In the forthcoming (hopefully) Illinois annual financial report, Illinois will finally report an OPEB liability on its balance sheet for the first time. “OPEB” stands for “Other Post-Employment Benefits,” principally retiree health care benefit payments but also including things such as life insurance benefits. For decades, just like pensions, state and local governments distributed OPEB promises without funding the benefits, leading to massive liabilities that the Governmental Accounting Standards Board (GASB) allowed governments to accumulate off the balance sheet.
Until the latest fiscal year, when Illinois will finally be reporting that debt on its balance sheet. We’ve been recasting state and local government balance sheets for years at Truth in Accounting to include our estimate for both pension and OPEB debts, which are now arriving on reported balance sheets with the thud of billions and billions of dollars.
Here’s a chart comparing OPEB debts for Illinois, Indiana and Michigan since 2009, based on underlying actuarial and other reports. This chart is created using Truth in Accounting’s State Data Lab, which allows you to create and share charts with others. You can see Illinois’ OPEB running above $50 billion in 2017.
In turn, coincidentally or otherwise, here’s a look at the share of outbound moves for Illinois, Indiana and Michigan reported in United Van Lines’ annual migration study.

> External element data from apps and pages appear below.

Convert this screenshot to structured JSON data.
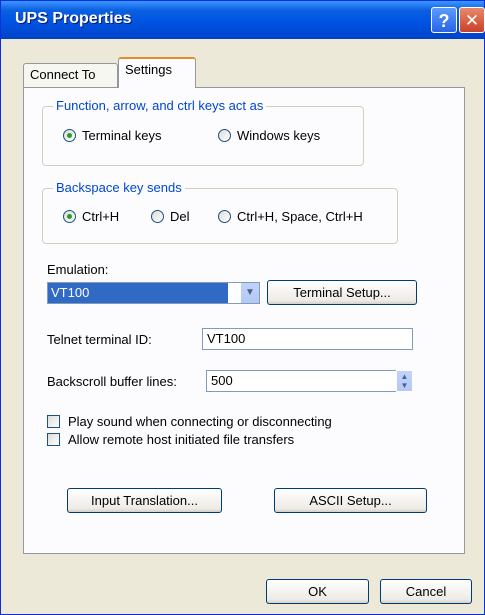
{
  "window": {
    "title": "UPS Properties",
    "help_label": "?",
    "close_label": "✕"
  },
  "tabs": [
    {
      "label": "Connect To"
    },
    {
      "label": "Settings"
    }
  ],
  "function_keys": {
    "legend": "Function, arrow, and ctrl keys act as",
    "options": [
      {
        "label": "Terminal keys",
        "selected": true
      },
      {
        "label": "Windows keys",
        "selected": false
      }
    ]
  },
  "backspace": {
    "legend": "Backspace key sends",
    "options": [
      {
        "label": "Ctrl+H",
        "selected": true
      },
      {
        "label": "Del",
        "selected": false
      },
      {
        "label": "Ctrl+H, Space, Ctrl+H",
        "selected": false
      }
    ]
  },
  "emulation": {
    "label": "Emulation:",
    "value": "VT100",
    "setup_button": "Terminal Setup..."
  },
  "telnet": {
    "label": "Telnet terminal ID:",
    "value": "VT100"
  },
  "backscroll": {
    "label": "Backscroll buffer lines:",
    "value": "500"
  },
  "checkboxes": [
    {
      "label": "Play sound when connecting or disconnecting",
      "checked": false
    },
    {
      "label": "Allow remote host initiated file transfers",
      "checked": false
    }
  ],
  "buttons": {
    "input_translation": "Input Translation...",
    "ascii_setup": "ASCII Setup...",
    "ok": "OK",
    "cancel": "Cancel"
  },
  "colors": {
    "titlebar": "#0054e3",
    "selection": "#316ac5",
    "group_legend": "#0046d5",
    "active_tab_accent": "#e68b2c"
  }
}
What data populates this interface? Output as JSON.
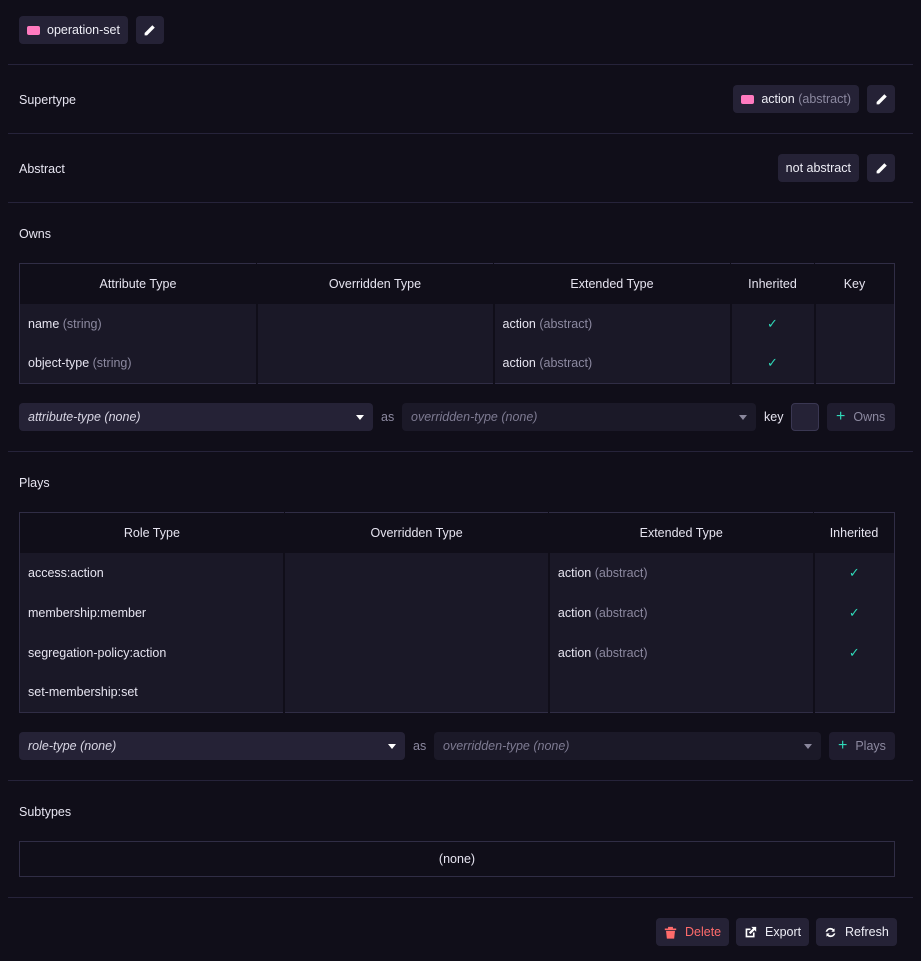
{
  "header": {
    "type_name": "operation-set"
  },
  "supertype": {
    "label": "Supertype",
    "value": "action",
    "qualifier": "(abstract)"
  },
  "abstract": {
    "label": "Abstract",
    "value": "not abstract"
  },
  "owns": {
    "label": "Owns",
    "columns": [
      "Attribute Type",
      "Overridden Type",
      "Extended Type",
      "Inherited",
      "Key"
    ],
    "rows": [
      {
        "attr": "name",
        "attr_type": "(string)",
        "overridden": "",
        "extended": "action",
        "extended_q": "(abstract)",
        "inherited": true,
        "key": false
      },
      {
        "attr": "object-type",
        "attr_type": "(string)",
        "overridden": "",
        "extended": "action",
        "extended_q": "(abstract)",
        "inherited": true,
        "key": false
      }
    ],
    "form": {
      "attribute_placeholder": "attribute-type (none)",
      "as_label": "as",
      "overridden_placeholder": "overridden-type (none)",
      "key_label": "key",
      "add_label": "Owns"
    }
  },
  "plays": {
    "label": "Plays",
    "columns": [
      "Role Type",
      "Overridden Type",
      "Extended Type",
      "Inherited"
    ],
    "rows": [
      {
        "role": "access:action",
        "overridden": "",
        "extended": "action",
        "extended_q": "(abstract)",
        "inherited": true
      },
      {
        "role": "membership:member",
        "overridden": "",
        "extended": "action",
        "extended_q": "(abstract)",
        "inherited": true
      },
      {
        "role": "segregation-policy:action",
        "overridden": "",
        "extended": "action",
        "extended_q": "(abstract)",
        "inherited": true
      },
      {
        "role": "set-membership:set",
        "overridden": "",
        "extended": "",
        "extended_q": "",
        "inherited": false
      }
    ],
    "form": {
      "role_placeholder": "role-type (none)",
      "as_label": "as",
      "overridden_placeholder": "overridden-type (none)",
      "add_label": "Plays"
    }
  },
  "subtypes": {
    "label": "Subtypes",
    "empty": "(none)"
  },
  "actions": {
    "delete": "Delete",
    "export": "Export",
    "refresh": "Refresh"
  },
  "colors": {
    "background": "#100e19",
    "entity_swatch": "#ff7abf",
    "check": "#2fd8b8",
    "danger": "#ff6b6b"
  }
}
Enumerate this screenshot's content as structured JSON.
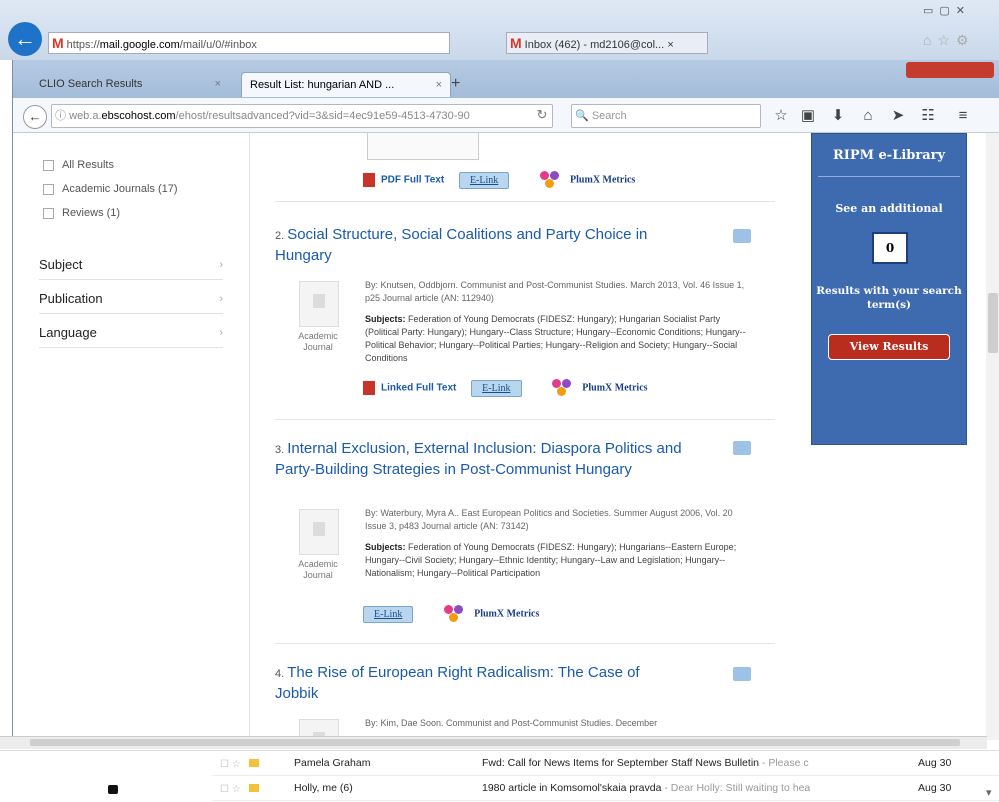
{
  "ie": {
    "url_prefix": "https://",
    "url_host": "mail.google.com",
    "url_rest": "/mail/u/0/#inbox",
    "tab_label": "Inbox (462) - md2106@col...",
    "tab_close": "×"
  },
  "firefox": {
    "tab1": "CLIO Search Results",
    "tab2": "Result List: hungarian AND ...",
    "tab_close": "×",
    "new_tab": "+",
    "url_prefix": "web.a.",
    "url_host": "ebscohost.com",
    "url_rest": "/ehost/resultsadvanced?vid=3&sid=4ec91e59-4513-4730-90",
    "search_placeholder": "Search"
  },
  "left": {
    "checkboxes": [
      {
        "label": "All Results"
      },
      {
        "label": "Academic Journals (17)"
      },
      {
        "label": "Reviews (1)"
      }
    ],
    "facets": [
      "Subject",
      "Publication",
      "Language"
    ]
  },
  "results": [
    {
      "links": {
        "fulltext": "PDF Full Text",
        "elink": "E-Link",
        "plumx": "PlumX Metrics"
      }
    },
    {
      "num": "2.",
      "title": "Social Structure, Social Coalitions and Party Choice in Hungary",
      "type": "Academic Journal",
      "byline": "By: Knutsen, Oddbjorn. Communist and Post-Communist Studies. March 2013, Vol. 46 Issue 1, p25 Journal article (AN: 112940)",
      "subjects_label": "Subjects:",
      "subjects": "Federation of Young Democrats (FIDESZ: Hungary); Hungarian Socialist Party (Political Party: Hungary); Hungary--Class Structure; Hungary--Economic Conditions; Hungary--Political Behavior; Hungary--Political Parties; Hungary--Religion and Society; Hungary--Social Conditions",
      "links": {
        "fulltext": "Linked Full Text",
        "elink": "E-Link",
        "plumx": "PlumX Metrics"
      }
    },
    {
      "num": "3.",
      "title": "Internal Exclusion, External Inclusion: Diaspora Politics and Party-Building Strategies in Post-Communist Hungary",
      "type": "Academic Journal",
      "byline": "By: Waterbury, Myra A.. East European Politics and Societies. Summer August 2006, Vol. 20 Issue 3, p483 Journal article (AN: 73142)",
      "subjects_label": "Subjects:",
      "subjects": "Federation of Young Democrats (FIDESZ: Hungary); Hungarians--Eastern Europe; Hungary--Civil Society; Hungary--Ethnic Identity; Hungary--Law and Legislation; Hungary--Nationalism; Hungary--Political Participation",
      "links": {
        "elink": "E-Link",
        "plumx": "PlumX Metrics"
      }
    },
    {
      "num": "4.",
      "title": "The Rise of European Right Radicalism: The Case of Jobbik",
      "byline": "By: Kim, Dae Soon. Communist and Post-Communist Studies. December"
    }
  ],
  "ripm": {
    "heading": "RIPM e-Library",
    "see_additional": "See an additional",
    "count": "0",
    "results_with": "Results with your search term(s)",
    "button": "View Results"
  },
  "gmail": {
    "rows": [
      {
        "sender": "Pamela Graham",
        "subject": "Fwd: Call for News Items for September Staff News Bulletin",
        "snippet": " - Please c",
        "date": "Aug 30"
      },
      {
        "sender": "Holly, me (6)",
        "subject": "1980 article in Komsomol'skaia pravda",
        "snippet": " - Dear Holly: Still waiting to hea",
        "date": "Aug 30"
      }
    ]
  }
}
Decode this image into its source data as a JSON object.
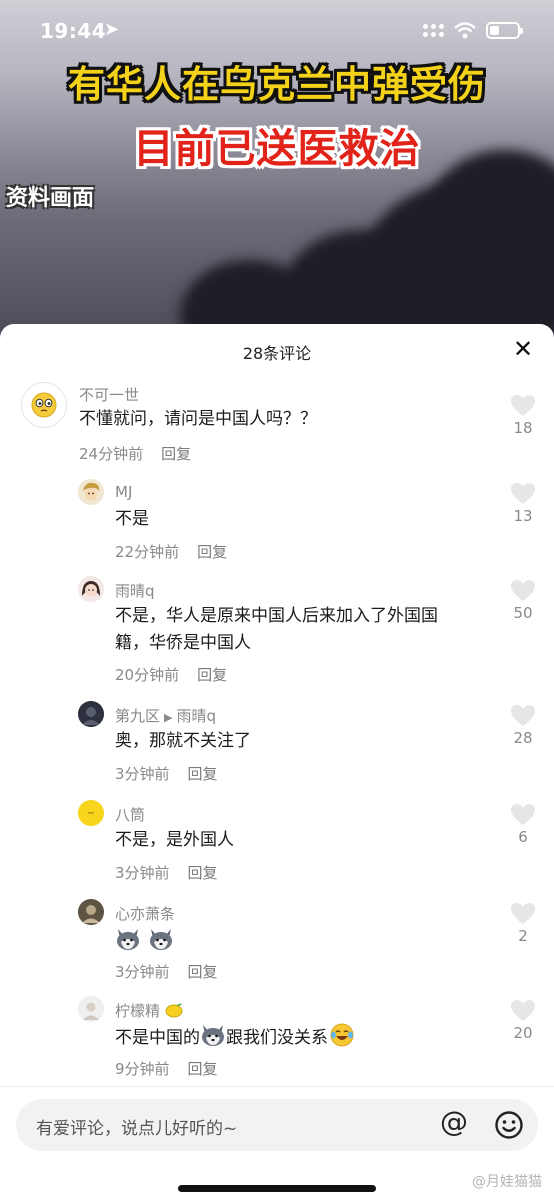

Illinois, one of the most indebted state governments in the nation, has fewer and fewer stones to try to draw blood from.